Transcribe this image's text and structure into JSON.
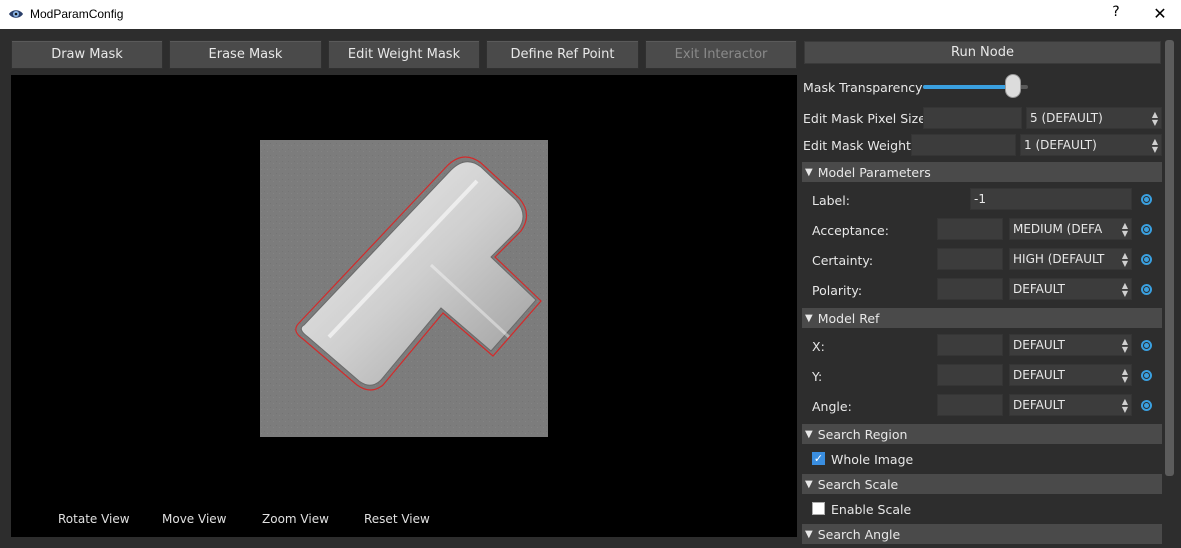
{
  "window": {
    "title": "ModParamConfig",
    "help": "?",
    "close": "✕"
  },
  "toolbar": {
    "draw_mask": "Draw Mask",
    "erase_mask": "Erase Mask",
    "edit_weight_mask": "Edit Weight Mask",
    "define_ref_point": "Define Ref Point",
    "exit_interactor": "Exit Interactor"
  },
  "viewer": {
    "tools": [
      "Rotate View",
      "Move View",
      "Zoom View",
      "Reset View"
    ]
  },
  "panel": {
    "run_node": "Run Node",
    "mask_transparency": {
      "label": "Mask Transparency",
      "value": 0.86
    },
    "edit_mask_pixel_size": {
      "label": "Edit Mask Pixel Size",
      "input": "",
      "select": "5 (DEFAULT)"
    },
    "edit_mask_weight": {
      "label": "Edit Mask Weight",
      "input": "",
      "select": "1 (DEFAULT)"
    },
    "model_parameters": {
      "title": "Model Parameters",
      "label": {
        "label": "Label:",
        "value": "-1"
      },
      "acceptance": {
        "label": "Acceptance:",
        "input": "",
        "select": "MEDIUM (DEFA"
      },
      "certainty": {
        "label": "Certainty:",
        "input": "",
        "select": "HIGH (DEFAULT"
      },
      "polarity": {
        "label": "Polarity:",
        "input": "",
        "select": "DEFAULT"
      }
    },
    "model_ref": {
      "title": "Model Ref",
      "x": {
        "label": "X:",
        "input": "",
        "select": "DEFAULT"
      },
      "y": {
        "label": "Y:",
        "input": "",
        "select": "DEFAULT"
      },
      "angle": {
        "label": "Angle:",
        "input": "",
        "select": "DEFAULT"
      }
    },
    "search_region": {
      "title": "Search Region",
      "whole_image": {
        "label": "Whole Image",
        "checked": true
      }
    },
    "search_scale": {
      "title": "Search Scale",
      "enable_scale": {
        "label": "Enable Scale",
        "checked": false
      }
    },
    "search_angle": {
      "title": "Search Angle"
    }
  }
}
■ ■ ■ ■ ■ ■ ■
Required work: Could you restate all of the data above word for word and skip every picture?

Worked solution:
Transcribe this image's text and structure into JSON.
{
  "window": {
    "title": "ModParamConfig",
    "help": "?",
    "close": "✕"
  },
  "toolbar": {
    "draw_mask": "Draw Mask",
    "erase_mask": "Erase Mask",
    "edit_weight_mask": "Edit Weight Mask",
    "define_ref_point": "Define Ref Point",
    "exit_interactor": "Exit Interactor"
  },
  "viewer": {
    "tools": [
      "Rotate View",
      "Move View",
      "Zoom View",
      "Reset View"
    ]
  },
  "panel": {
    "run_node": "Run Node",
    "mask_transparency": {
      "label": "Mask Transparency",
      "value": 0.86
    },
    "edit_mask_pixel_size": {
      "label": "Edit Mask Pixel Size",
      "input": "",
      "select": "5 (DEFAULT)"
    },
    "edit_mask_weight": {
      "label": "Edit Mask Weight",
      "input": "",
      "select": "1 (DEFAULT)"
    },
    "model_parameters": {
      "title": "Model Parameters",
      "label": {
        "label": "Label:",
        "value": "-1"
      },
      "acceptance": {
        "label": "Acceptance:",
        "input": "",
        "select": "MEDIUM (DEFA"
      },
      "certainty": {
        "label": "Certainty:",
        "input": "",
        "select": "HIGH (DEFAULT"
      },
      "polarity": {
        "label": "Polarity:",
        "input": "",
        "select": "DEFAULT"
      }
    },
    "model_ref": {
      "title": "Model Ref",
      "x": {
        "label": "X:",
        "input": "",
        "select": "DEFAULT"
      },
      "y": {
        "label": "Y:",
        "input": "",
        "select": "DEFAULT"
      },
      "angle": {
        "label": "Angle:",
        "input": "",
        "select": "DEFAULT"
      }
    },
    "search_region": {
      "title": "Search Region",
      "whole_image": {
        "label": "Whole Image",
        "checked": true
      }
    },
    "search_scale": {
      "title": "Search Scale",
      "enable_scale": {
        "label": "Enable Scale",
        "checked": false
      }
    },
    "search_angle": {
      "title": "Search Angle"
    }
  }
}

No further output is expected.